My bike (Old Saartjie) on the first day of this trip, 27 March 2007.
PLEASE HELP TO KEEP OLD SAARTJIE'S WHEELS ROLLING: In order to fund this cycle trip I'd sold everything I had, but that has long gone. Please help if you can! If you want to contribute, then please contact me on my e-mail, and I will give you details. (firstname.lastname@example.org)
My Cycle Route
Starting in Cape Town, South Africa, on 27 March 2007 - 141 941 km so far
My name is Ernest Markwood, and I am a South African formerly from Cape Town. I am a Research Psychologist by profession, and operated a Market Research business before embarking on this journey. I sold my posessions and took off by bicycle all the way through Africa from Cape Town. Since then I've proceeded via the Middle-East through Turkey, the Caucusus, Iran, Sub-Continent (Pakistan, India, Bangladesh, and Nepal), China, South-East Asia, Indonesia, Australia, South- and Central America, and the USA, crossing Canada from the West to East and then all the way down the East coast of USA, and Jamaica. Currently my mission is to close gaps in order to form a continuous route around the world. I left Cape Town on 27 March 2007. This was not intended to be a race, but rather an experience (and so it is!).

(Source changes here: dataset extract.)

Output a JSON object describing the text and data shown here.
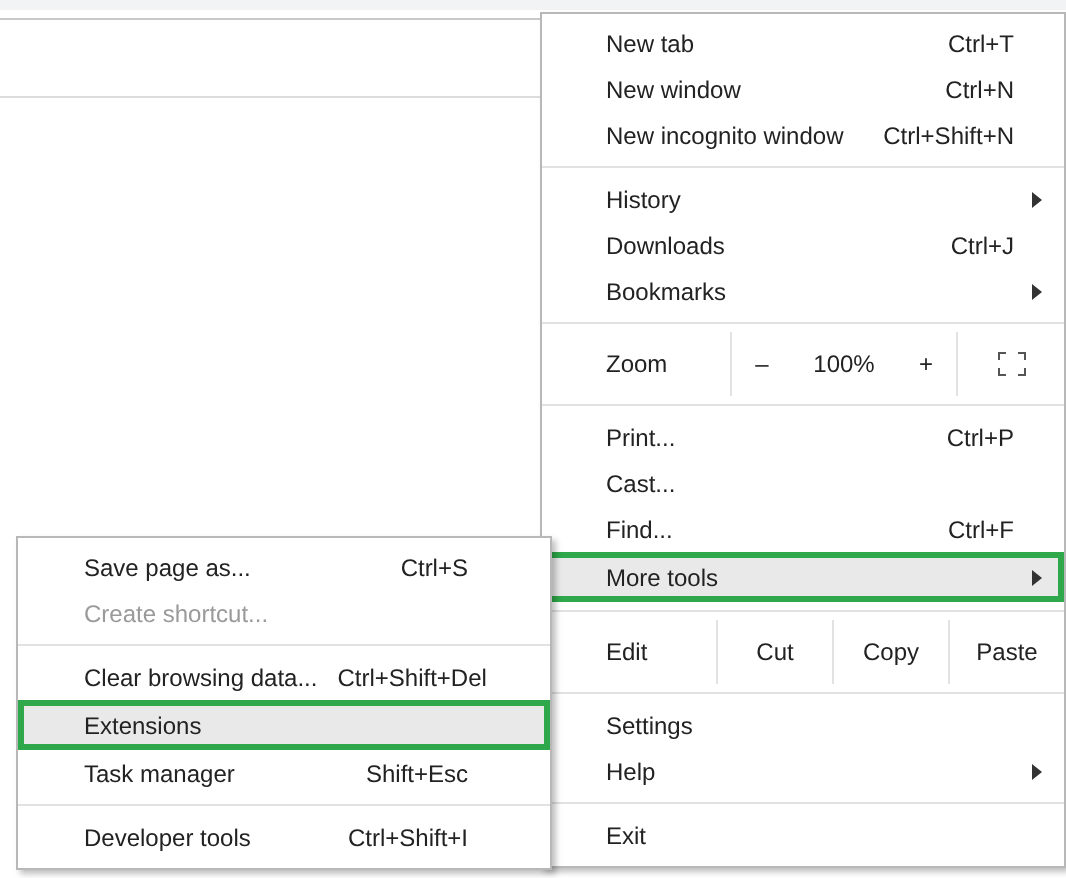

Me (Ernest), on one of my better days
. . . . on this trip I have looked like this . . . .
- - - also like this . . .
. . . . and I've even looked like this!
I have not been cycling on my own for this entire trip. Leana and I left together on 27 March 2007 from Cape Town, South Africa (our former hometown). Since then we have cycled separately at intervals, although in total we have been together much of the time. We split in 2013. For more about her see leananiemand.org.za